In conclusion, the challenge for us all – as individuals in a community, or as a community of nations – is to face the uncomfortable reality that the victims, the documentary shows (comforted by international statistics), are mostly children. This is a lesson per itself. If society persists in cannibalizing itself, in praying on its offspring, then I fear there will be no future for society itself.
|Last Updated on Wednesday, 09 February 2011 14:00|
|Into The Lion's Den|
Posted: 10 January 2008
On 7 December I made a speech to a rather unusual audience - the Drug Policy Alliance, most of whom are in favour of legalizing drugs. It was a rather raucous affair with a few boos but more applause than expected. Have a look:
|Media can Start a Consumer Revolt against Human Trafficking Forum on the role of the news media in exposing human trafficking|
New York, 16 June 2010
Ladies and Gentlemen,
I would love to say that it is my pleasure to take part in this panel.

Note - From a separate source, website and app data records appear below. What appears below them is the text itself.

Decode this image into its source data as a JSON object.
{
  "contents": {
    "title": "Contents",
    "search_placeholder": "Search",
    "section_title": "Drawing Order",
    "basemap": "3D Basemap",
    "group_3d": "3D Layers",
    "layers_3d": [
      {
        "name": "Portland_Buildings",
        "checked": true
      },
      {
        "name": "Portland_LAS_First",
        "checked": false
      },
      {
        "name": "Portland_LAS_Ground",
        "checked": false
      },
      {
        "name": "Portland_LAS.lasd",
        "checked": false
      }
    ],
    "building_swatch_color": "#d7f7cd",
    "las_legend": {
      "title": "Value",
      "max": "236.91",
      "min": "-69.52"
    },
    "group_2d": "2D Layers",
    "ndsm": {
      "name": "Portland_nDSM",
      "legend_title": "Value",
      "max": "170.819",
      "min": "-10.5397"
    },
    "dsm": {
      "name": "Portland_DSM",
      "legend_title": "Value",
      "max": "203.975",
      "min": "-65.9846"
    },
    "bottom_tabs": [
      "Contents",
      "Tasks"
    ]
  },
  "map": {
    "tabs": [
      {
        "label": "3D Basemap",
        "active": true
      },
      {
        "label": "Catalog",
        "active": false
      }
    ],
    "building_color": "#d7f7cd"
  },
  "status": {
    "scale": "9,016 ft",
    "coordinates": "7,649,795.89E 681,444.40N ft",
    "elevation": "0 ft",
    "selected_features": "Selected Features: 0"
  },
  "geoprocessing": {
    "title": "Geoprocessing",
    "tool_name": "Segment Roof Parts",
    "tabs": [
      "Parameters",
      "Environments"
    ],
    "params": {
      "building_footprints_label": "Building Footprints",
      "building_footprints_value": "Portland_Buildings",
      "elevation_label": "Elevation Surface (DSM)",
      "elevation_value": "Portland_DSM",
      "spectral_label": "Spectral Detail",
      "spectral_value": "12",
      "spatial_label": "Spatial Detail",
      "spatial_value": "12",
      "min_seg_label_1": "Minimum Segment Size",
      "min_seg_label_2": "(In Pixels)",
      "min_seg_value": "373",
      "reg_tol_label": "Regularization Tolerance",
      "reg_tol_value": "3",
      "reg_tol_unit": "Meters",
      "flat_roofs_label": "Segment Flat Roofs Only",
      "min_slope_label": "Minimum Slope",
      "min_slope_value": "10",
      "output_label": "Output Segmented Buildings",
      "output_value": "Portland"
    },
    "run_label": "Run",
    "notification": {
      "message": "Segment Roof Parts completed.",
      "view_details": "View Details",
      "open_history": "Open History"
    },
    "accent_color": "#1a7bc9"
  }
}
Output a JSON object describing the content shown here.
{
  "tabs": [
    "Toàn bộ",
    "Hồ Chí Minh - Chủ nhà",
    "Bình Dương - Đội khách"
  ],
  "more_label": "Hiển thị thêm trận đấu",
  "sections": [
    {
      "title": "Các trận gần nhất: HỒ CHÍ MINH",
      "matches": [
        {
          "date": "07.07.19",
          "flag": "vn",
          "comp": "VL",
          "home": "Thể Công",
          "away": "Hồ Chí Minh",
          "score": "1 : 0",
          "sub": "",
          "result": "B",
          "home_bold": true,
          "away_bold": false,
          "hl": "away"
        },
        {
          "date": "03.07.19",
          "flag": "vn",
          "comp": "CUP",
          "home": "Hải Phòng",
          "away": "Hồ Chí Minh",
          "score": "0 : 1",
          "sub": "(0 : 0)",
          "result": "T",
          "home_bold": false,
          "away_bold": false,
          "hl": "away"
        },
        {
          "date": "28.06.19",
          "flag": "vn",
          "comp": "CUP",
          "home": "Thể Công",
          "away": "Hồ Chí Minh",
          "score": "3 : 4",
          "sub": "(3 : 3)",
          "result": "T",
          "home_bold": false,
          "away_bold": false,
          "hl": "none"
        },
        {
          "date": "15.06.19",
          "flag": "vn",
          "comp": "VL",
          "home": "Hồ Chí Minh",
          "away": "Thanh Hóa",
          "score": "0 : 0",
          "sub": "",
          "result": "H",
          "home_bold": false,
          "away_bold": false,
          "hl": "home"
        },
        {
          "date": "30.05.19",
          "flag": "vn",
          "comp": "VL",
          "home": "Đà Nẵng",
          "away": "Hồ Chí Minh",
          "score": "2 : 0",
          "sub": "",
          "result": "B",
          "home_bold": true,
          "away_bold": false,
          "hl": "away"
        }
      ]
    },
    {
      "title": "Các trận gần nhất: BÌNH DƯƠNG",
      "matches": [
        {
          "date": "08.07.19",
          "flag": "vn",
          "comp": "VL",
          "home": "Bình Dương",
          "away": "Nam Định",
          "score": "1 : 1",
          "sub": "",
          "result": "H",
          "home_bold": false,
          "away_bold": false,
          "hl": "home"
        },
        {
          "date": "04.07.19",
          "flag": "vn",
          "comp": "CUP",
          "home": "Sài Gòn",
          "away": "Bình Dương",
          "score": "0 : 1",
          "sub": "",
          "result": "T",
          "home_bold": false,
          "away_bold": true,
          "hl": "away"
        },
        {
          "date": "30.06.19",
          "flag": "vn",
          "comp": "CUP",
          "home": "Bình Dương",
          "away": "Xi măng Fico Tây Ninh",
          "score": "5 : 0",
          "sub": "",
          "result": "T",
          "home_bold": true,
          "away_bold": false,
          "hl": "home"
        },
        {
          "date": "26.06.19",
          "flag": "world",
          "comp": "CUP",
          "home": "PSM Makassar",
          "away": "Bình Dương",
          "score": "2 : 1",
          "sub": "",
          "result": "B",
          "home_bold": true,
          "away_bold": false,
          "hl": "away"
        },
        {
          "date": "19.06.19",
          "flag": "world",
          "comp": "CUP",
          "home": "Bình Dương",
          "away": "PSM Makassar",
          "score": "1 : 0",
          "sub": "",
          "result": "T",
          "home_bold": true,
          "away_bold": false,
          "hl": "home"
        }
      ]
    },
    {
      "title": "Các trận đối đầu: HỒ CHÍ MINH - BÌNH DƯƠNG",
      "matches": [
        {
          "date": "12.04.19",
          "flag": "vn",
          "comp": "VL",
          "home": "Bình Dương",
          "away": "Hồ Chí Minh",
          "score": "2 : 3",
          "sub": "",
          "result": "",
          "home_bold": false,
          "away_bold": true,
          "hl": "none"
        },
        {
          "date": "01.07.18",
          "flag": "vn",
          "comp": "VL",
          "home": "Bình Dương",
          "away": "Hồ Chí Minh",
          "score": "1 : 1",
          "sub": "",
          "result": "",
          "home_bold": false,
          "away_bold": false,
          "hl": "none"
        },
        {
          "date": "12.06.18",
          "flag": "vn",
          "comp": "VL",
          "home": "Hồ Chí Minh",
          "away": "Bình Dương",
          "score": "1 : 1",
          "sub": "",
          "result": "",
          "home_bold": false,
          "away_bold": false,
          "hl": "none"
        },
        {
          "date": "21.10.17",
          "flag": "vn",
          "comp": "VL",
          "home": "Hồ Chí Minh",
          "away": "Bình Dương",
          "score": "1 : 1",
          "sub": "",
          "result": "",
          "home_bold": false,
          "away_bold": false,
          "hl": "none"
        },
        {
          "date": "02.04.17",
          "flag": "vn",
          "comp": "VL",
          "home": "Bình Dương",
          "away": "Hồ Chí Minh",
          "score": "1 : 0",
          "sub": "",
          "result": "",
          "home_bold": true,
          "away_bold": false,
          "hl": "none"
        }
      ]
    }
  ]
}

Actually, this’ not true: it saddens me, well into the 21st century, to take part in a panel discussion on modern-form of slavery: a crime that shames us all now as much as it did centuries ago..